I prefer to use the A-Z books, as they are handy sized, don't need folding and are just as detailed as an OS Map.
As with any long distance walking, it is best to have the best footwear possible for the job. (I recently tested out some hiking socks for the Restless Backpacker website, you can read my review here.)
The big question is, should you wear hiking boots or will hiking shoes suffice? In the past I always wore a decent pair of hiking boots for my coastal walks, either my Karrimor Jaguar Event Boots, which have high ankle support or my Berghaus Hillmaster boots, which have a far superior grip than the Karrimors, which is ideal for going off the beaten track.
More recently, however, I have been wearing hiking trainers, and for the longer distances, this has been liberating. My Columbia Conspiracy V are extremely lightweight, and I feel far more agile in them. These have become my ideal hiking shoe.
Although some would argue in favour of a boot for ankle protection, whereas some suggest that wearing trainers goes further to strengthen your ankles, so it is really down to preference.
The British coastline has an abundance of wildlife along it. On my journeys I have seen a variety of animals, including numerous birds (such as Kestrels and Falcons, and even a Chough), to rodents (a field mice, and numerous squirrels), to reptiles (I've spotted a lizard and two adders) and of course there is the chance to see a variety of sea mammals.
I have spotted seals on many occasions, the most were at Godrevy in West Cornwall near Hayle, but I have yet to spot any dolphins, or even Baskin Sharks that often drift about off of the coast.
Apart from the animals there is also an abundance of interesting and uniques forna and flora to spot along the way, a highlight for me is always the white bluebells in the springtime.
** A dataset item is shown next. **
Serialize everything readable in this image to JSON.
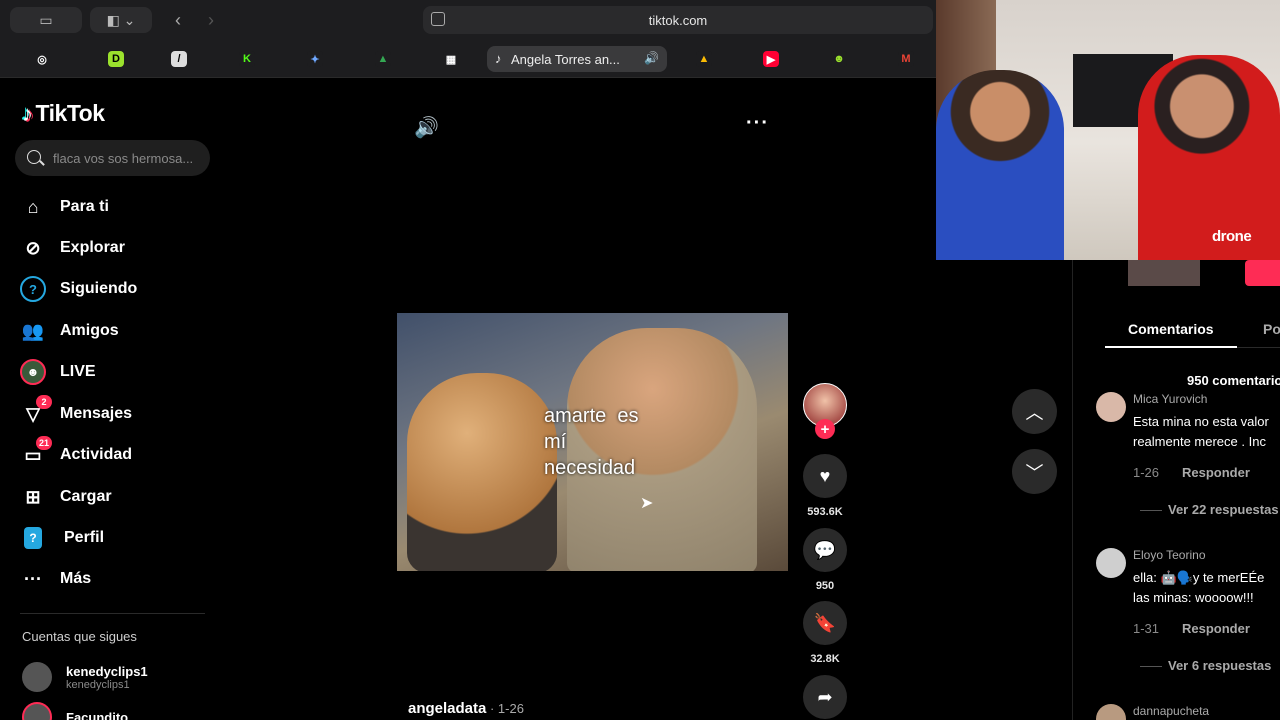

Well, that about covers most things, if you have any further questions then feel free to comment below. There will be more content of the South West Coast Path to follow, and many more walks to watch so make sure you subscribe to Summit or Nothing on Youtube.